Unfortunately, the infamous polar vortex interrupted the omoplata module and impeded some filming and updating. So this post will be a bit longer than usual for the sake of delivering on the promises that I made to my students and to the readers of this blog.
Early on in the module, I said that I wanted to explore the full potential omoplata rather than simply looking at it as an attack from guard. We managed to do that to some degree, but not completely, especially not by Clark Gracie standards. Two key positions that we did not have time to address: the omoplata from side control and the omoplata from mount.
What we were able to do was build part of the instinctual foundation that is necessary for starting to attack with the omoplata quickly from a variety of positions, especially in scrambles. In it’s simplest form, the omoplata requires one thing: a bent arm wrapped around your same-side hip. It doesn’t matter if you are on top, on bottom, upside-down or right-side-up. If you have that, chances are good that you can get the omoplata.
In this first drill, we look at isolating this feeling by exploring an omoplata counter to a (really really) bad double leg. I actually land this fairly often when I roll with wrestlers, but it takes a bit more work than this drill let’s on. What I am most concerned about though is helping my students develop the confidence and the feel to isolate the shoulder even if they are falling. It’s a bit of functional, controlled chaos.
In this next video, we look at attacking the omoplata while defending a single leg. This is not a ground-breaking entry by any means, but it’s one that pops up more than many people realize. Having the awareness and commitment to attack it in the midst of a scramble takes some drilling and practicing. Once you get used to rolling after an omoplata, your submission world starts to get a lot more creative.
Once you have the presence of mind to roll into an omoplata, you have the ability to chase the submission even as your opponent attempts to escape, countering their roll with a roll of your own. Two caveats: You don’t have to re-roll, especially if you feel like you are losing control of the arm and shoulder. Taking side control is perfectly acceptable. Also, you may end up in a weird position where you have the shoulder isolated but your opponent is sitting on his butt, rather than on his knees or on his stomach.
In the next video, we look at the re-roll and this odd sit-up position. Technically, you can finish the omoplata from here, but developing the feel for the angle will take some time. Your goal is ultimately the same from a submission perspective, bend your opponent’s arm behind his head like a Kimura, but the dynamics are odd at first. As you’ll see, controlling the opposite shoulder is still critical (just like if your opponent was turtled), but you may need to hip out slightly to get the submission.

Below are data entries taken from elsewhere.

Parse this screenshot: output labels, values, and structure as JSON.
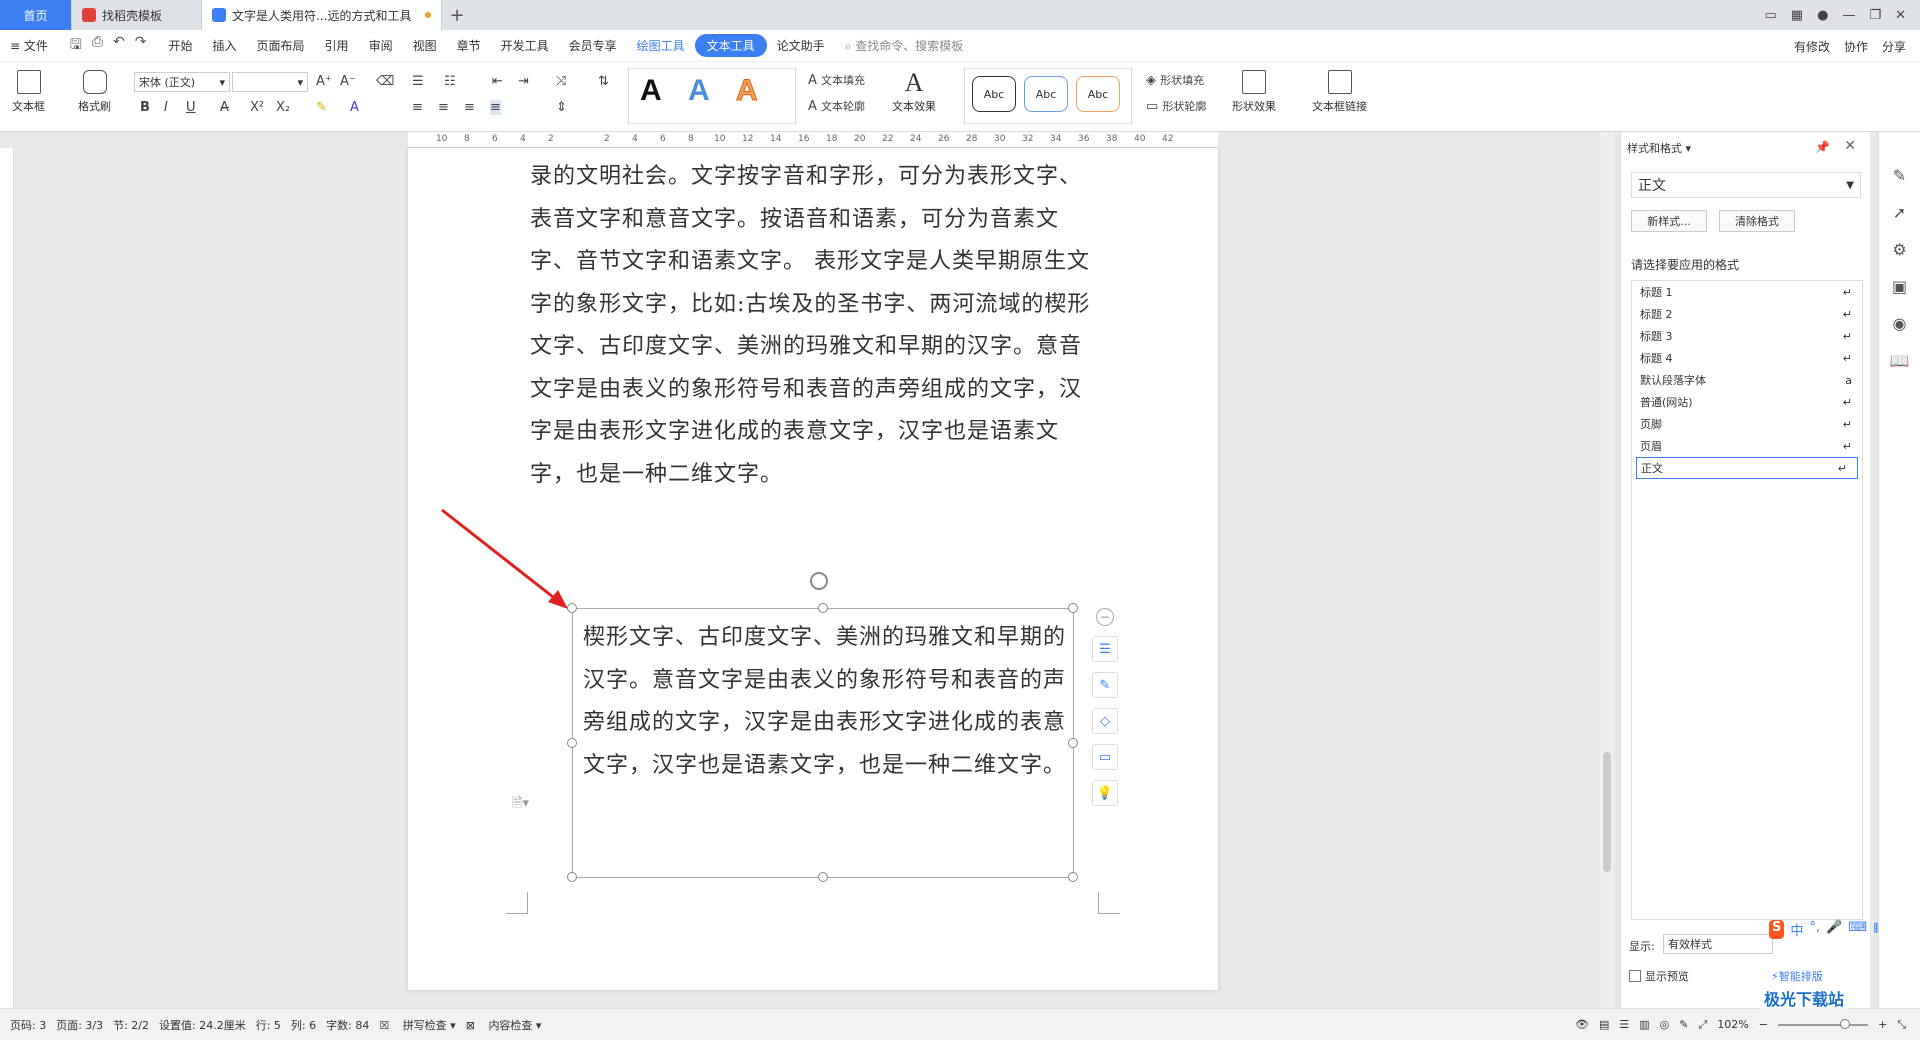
{
  "tabs": [
    {
      "label": "首页"
    },
    {
      "label": "找稻壳模板"
    },
    {
      "label": "文字是人类用符...远的方式和工具"
    }
  ],
  "menu": {
    "file": "文件",
    "items": [
      "开始",
      "插入",
      "页面布局",
      "引用",
      "审阅",
      "视图",
      "章节",
      "开发工具",
      "会员专享",
      "绘图工具",
      "文本工具",
      "论文助手"
    ],
    "search": "查找命令、搜索模板",
    "right": [
      "有修改",
      "协作",
      "分享"
    ]
  },
  "ribbon": {
    "textbox": "文本框",
    "format_painter": "格式刷",
    "font_name": "宋体 (正文)",
    "font_size": "",
    "text_fill": "文本填充",
    "text_outline": "文本轮廓",
    "text_effect": "文本效果",
    "shape_fill": "形状填充",
    "shape_outline": "形状轮廓",
    "shape_effect": "形状效果",
    "textbox_link": "文本框链接",
    "abc": [
      "Abc",
      "Abc",
      "Abc"
    ],
    "bigA": [
      "A",
      "A",
      "A"
    ]
  },
  "ruler_top": [
    "10",
    "8",
    "6",
    "4",
    "2",
    "",
    "2",
    "4",
    "6",
    "8",
    "10",
    "12",
    "14",
    "16",
    "18",
    "20",
    "22",
    "24",
    "26",
    "28",
    "30",
    "32",
    "34",
    "36",
    "38",
    "40",
    "42"
  ],
  "doc": {
    "body": "录的文明社会。文字按字音和字形，可分为表形文字、表音文字和意音文字。按语音和语素，可分为音素文字、音节文字和语素文字。 表形文字是人类早期原生文字的象形文字，比如:古埃及的圣书字、两河流域的楔形文字、古印度文字、美洲的玛雅文和早期的汉字。意音文字是由表义的象形符号和表音的声旁组成的文字，汉字是由表形文字进化成的表意文字，汉字也是语素文字，也是一种二维文字。",
    "textbox": "楔形文字、古印度文字、美洲的玛雅文和早期的汉字。意音文字是由表义的象形符号和表音的声旁组成的文字，汉字是由表形文字进化成的表意文字，汉字也是语素文字，也是一种二维文字。"
  },
  "panel": {
    "title": "样式和格式",
    "current": "正文",
    "new_style": "新样式...",
    "clear_format": "清除格式",
    "choose_label": "请选择要应用的格式",
    "styles": [
      "标题 1",
      "标题 2",
      "标题 3",
      "标题 4",
      "默认段落字体",
      "普通(网站)",
      "页脚",
      "页眉",
      "正文"
    ],
    "show_label": "显示:",
    "show_value": "有效样式",
    "preview": "显示预览",
    "smart": "智能排版"
  },
  "status": {
    "page_num": "页码: 3",
    "pages": "页面: 3/3",
    "section": "节: 2/2",
    "setting": "设置值: 24.2厘米",
    "row": "行: 5",
    "col": "列: 6",
    "words": "字数: 84",
    "spell": "拼写检查",
    "content": "内容检查",
    "zoom": "102%"
  },
  "watermark": "极光下载站"
}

Another scramble where you can start to attack for the omoplata is when you are attacking the armbar. You can transition to the armbar from guard as well, but in this case we look at the armbar from mount. As my partner slips one arm out of danger, the other arm comes into range. The trick to this is catching it early (and you’ll see me miss my opportunity in the video because I wasn’t paying attention). If the arm closest to your opponent’s head is occupied, use your free hand to pull your opponent’s arm to your hip. If the arm closest to your opponent’s legs is occupied, you will punch forward with that same arm to achieve the omoplata position. This motion will look similar to the “zombie” for any 10th Planet goofballs that might be reading this.
And finally, in 3-D Jiu-Jitsu fashion, we look at the reverse, going from the armbar to the omoplata. This particular entry came from a YouTube video I saw some time ago. Unfortunately, I forget who was teaching it, but I vaguely recall it being a Gracie Barra black belt. At any rate, I watched the video and thought it was utterly stupid. Not a move that would be practical. One day when I was goofing around, I went for it on a whim, and I now look for it all the time. I love it, especially in the gi.

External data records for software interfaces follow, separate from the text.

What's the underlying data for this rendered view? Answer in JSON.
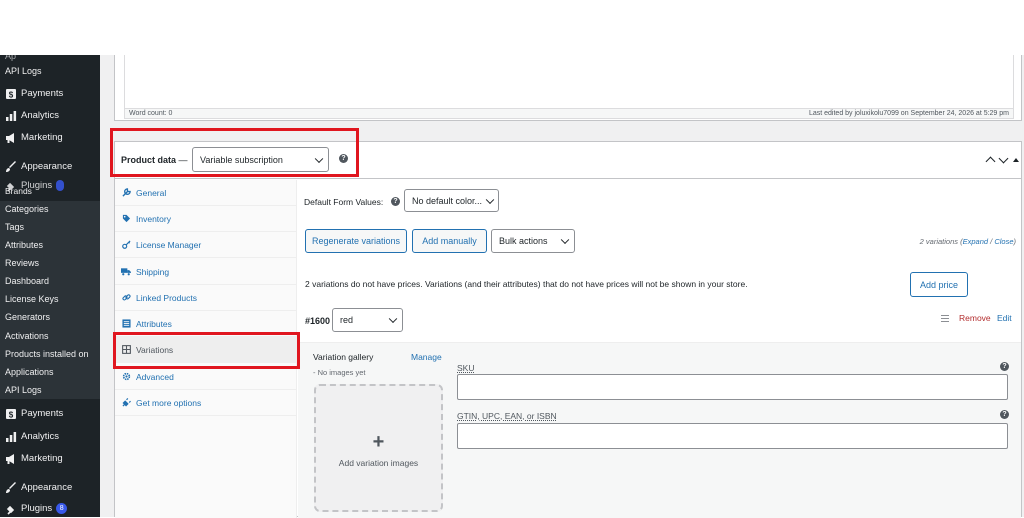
{
  "sidebar": {
    "top_partial": "API Logs",
    "menu1": [
      {
        "label": "Payments",
        "icon": "dollar-icon"
      },
      {
        "label": "Analytics",
        "icon": "bar-chart-icon"
      },
      {
        "label": "Marketing",
        "icon": "megaphone-icon"
      },
      {
        "label": "Appearance",
        "icon": "brush-icon"
      }
    ],
    "overlap_plugins": "Plugins",
    "overlap_brands": "Brands",
    "submenu": [
      "Categories",
      "Tags",
      "Attributes",
      "Reviews",
      "Dashboard",
      "License Keys",
      "Generators",
      "Activations",
      "Products installed on",
      "Applications",
      "API Logs"
    ],
    "menu2": [
      {
        "label": "Payments",
        "icon": "dollar-icon"
      },
      {
        "label": "Analytics",
        "icon": "bar-chart-icon"
      },
      {
        "label": "Marketing",
        "icon": "megaphone-icon"
      },
      {
        "label": "Appearance",
        "icon": "brush-icon"
      },
      {
        "label": "Plugins",
        "icon": "plug-icon",
        "badge": "8"
      }
    ]
  },
  "editor": {
    "word_count": "Word count: 0",
    "last_edited": "Last edited by joluxikolu7099 on September 24, 2026 at 5:29 pm"
  },
  "product_data": {
    "title": "Product data",
    "dash": "—",
    "type_selected": "Variable subscription",
    "tabs": [
      {
        "label": "General",
        "icon": "wrench-icon"
      },
      {
        "label": "Inventory",
        "icon": "tag-icon"
      },
      {
        "label": "License Manager",
        "icon": "key-icon"
      },
      {
        "label": "Shipping",
        "icon": "truck-icon"
      },
      {
        "label": "Linked Products",
        "icon": "link-icon"
      },
      {
        "label": "Attributes",
        "icon": "list-icon"
      },
      {
        "label": "Variations",
        "icon": "grid-icon",
        "active": true
      },
      {
        "label": "Advanced",
        "icon": "gear-icon"
      },
      {
        "label": "Get more options",
        "icon": "plug-icon"
      }
    ]
  },
  "variations": {
    "default_form_label": "Default Form Values:",
    "default_form_value": "No default color...",
    "regenerate_label": "Regenerate variations",
    "add_manually_label": "Add manually",
    "bulk_actions_label": "Bulk actions",
    "count_text": "2 variations",
    "expand_label": "Expand",
    "slash": " / ",
    "close_label": "Close",
    "notice": "2 variations do not have prices. Variations (and their attributes) that do not have prices will not be shown in your store.",
    "add_price_label": "Add price",
    "item_id": "#1600",
    "item_attr": "red",
    "remove_label": "Remove",
    "edit_label": "Edit",
    "gallery_title": "Variation gallery",
    "manage_label": "Manage",
    "no_images": "- No images yet",
    "add_images_label": "Add variation images",
    "sku_label": "SKU",
    "gtin_label": "GTIN, UPC, EAN, or ISBN"
  },
  "colors": {
    "accent": "#2271b1",
    "highlight": "#e0161f",
    "sidebar": "#1d2327"
  }
}
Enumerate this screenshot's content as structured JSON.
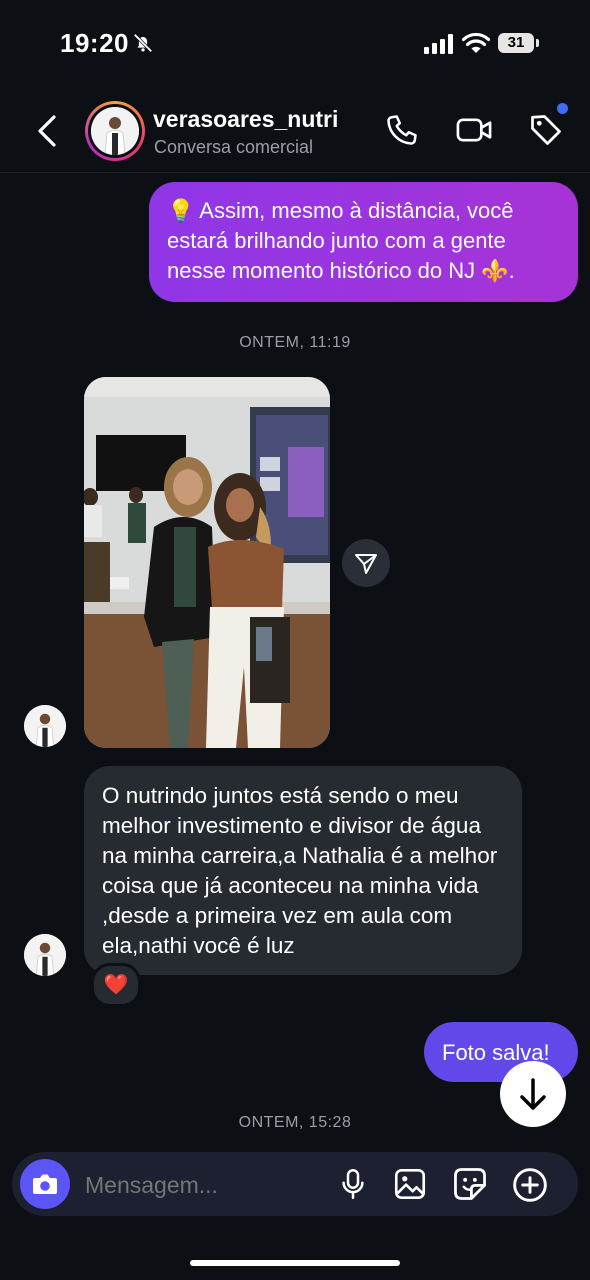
{
  "status_bar": {
    "time": "19:20",
    "battery": "31"
  },
  "header": {
    "username": "verasoares_nutri",
    "subtitle": "Conversa comercial"
  },
  "messages": {
    "sent_1": "💡 Assim, mesmo à distância, você estará brilhando junto com a gente nesse momento histórico do NJ ⚜️.",
    "timestamp_1": "ONTEM, 11:19",
    "received_text": "O nutrindo juntos está sendo o meu melhor investimento e divisor de água na minha carreira,a Nathalia é a melhor coisa que já aconteceu na minha vida ,desde a primeira vez em aula com ela,nathi você é luz",
    "reaction": "❤️",
    "sent_2": "Foto salva!",
    "timestamp_2": "ONTEM, 15:28"
  },
  "composer": {
    "placeholder": "Mensagem..."
  },
  "colors": {
    "background": "#0c0f14",
    "outgoing_gradient": [
      "#8f36e8",
      "#a733d6"
    ],
    "outgoing_solid": "#6248e8",
    "incoming": "#262a31",
    "camera_button": "#5b55f5"
  }
}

Thank you for your patience with the omoplata module. I promise that we will get back on track next week with a new course.
Artechoke in a Can is the online version of Marshal D. Carper’s weekly no-gi class. Marshal is a purple belt under Sonny Achille at Steel City Martial Arts in Pittsburgh, Pennsylvania, and he is the author of The Cauliflower Chronicles and Marcelo Garcia’s Advanced Brazilian Jiu-Jitsu Techniques.
Bonus omoplata sweep!